The other part is called, 'Anabolism,' where the person's body uses food in order to either repair or build cells. The metabolic process ceases only when a person dies. The term, 'Catabolism,' comes from the Greek word, 'Cata,' which means, 'down. An example of this process is the digestion of protein which is then broken down into amino acids that a person's body can absorb and use through the metabolic process, storing glycogen in their liver for energy.

Chemically, this process is known as an, 'Oxidation Reaction. The term, 'Anabolism,' comes from the Greek word, 'Ana,' which means, 'up. An example of this is the assembly of amino acids into larger proteins and the subsequent synthesis of fat and glycogen for the person to use as energy.

Chemically, this synthetic process is known as a, 'Reduction Reaction. Chemical energy is something that is measured in calories, or the amount of energy that will heat one gram of water by one degree Celsius.

It is easier to measure calories by kilo-calories, or, 'kcal's'. One kcal is 1, calories; something that both food labels and Dietitians refer to as a calorie with a capital, 'C.

A person's metabolic rate is commonly expressed in terms of kcal's per hour or day. One way to measure someone's metabolic rate is through the use of a, 'Spirometer,' which is a device that measures their rate of oxygen consumption.

Defining Metabolism

For every liter of oxygen a person breathes, they use about 4. A person's metabolic rate is dependent on certain variables such as whether or not they have been fasting, their hormone levels, physical activity, their mental state, and their thyroid hormone in particular.

A person's metabolic rate rises due to physical activity, anxiety, eating, pregnancy, fever or other factors. There are factors that can reduce a person's total metabolic rate as well, such as apathy, depression, or prolonged starvation.

Children have a higher TMR than adults. As people near middle-age they gain weight many times, even though they may not change their eating habits.

People who pursue diets can become frustrated in part because initial weight lost is from water that is rapidly regained, but also because their TMR declines over time.Fatty Acid Metabolism.

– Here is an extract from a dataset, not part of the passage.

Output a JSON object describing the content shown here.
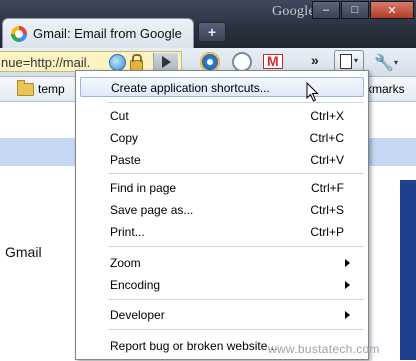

Adipocyte image. Basic Principles. Fatty acid degradation/synthesis Fat emulsifier - glycocholate Fat breakdown in digestive system - pancreatic lipases Fats exiting digestive system Fat breakdown in adipocytes Activation/regulation.

The major classes of inborn errors of metabolism (IEM) and their characteristic clinical and biochemical features are described below. The epidemiology, pathogenesis, clinical presentation, evaluation, and initial management of IEM are discussed separately, as are specific disorders.

CONTENT OUTLINE MOCA ® Metabolism and Excretion. 3.

Metabolism outline

Pharmacodynamics. TAGS: Effects on Circulation. Effects on Other Organs. Effects on the Central Nervous System. Effects on Ventilation. 4. Drug Interactions. 5. Side Effects and Toxicity. Below is a list of chapters from the Campbell's Biology, 8th Editon textbook that we have slides for.

These slides will cover all of the key points of the chapter and will be useful when studying for the AP Biology exam or any other Biology test. 1.

Metabolism outline

Your Genes. Metabolism is how your body changes food into energy. If your body is slow at burning calories while you rest or sleep, you probably got that from your parents, through your genes.

Sydney dietitian and nutritionist Lyndi Cohen revealed the simple lifestyle tweak you can do to speed up your metabolism to help you lose weight.

Energy Metabolism. Facebook. Twitter. Linkedin. Pinterest. Google+. StumbleUpon. Utilization of energy involves the metabolism of carbohydrates and lipids. Normally, carbohydrate metabolism dominates, but in states of negative energy balance, lipid metabolism becomes dominant. Section outline. Lipid overview: Information on lipemia. Glucose Metabolism. Energy is required for the normal functioning of the organs in the body. Many tissues can also use fat or protein as an energy source but others, such as the brain and red blood cells, can only use glucose. Sep 13,  · A short video covering the topic of energy and metabolism, prepared for a year 9 science class at Pulteney Grammar School.
Thyroid Gland Overview - A Major Player in Regulating Your Metabolism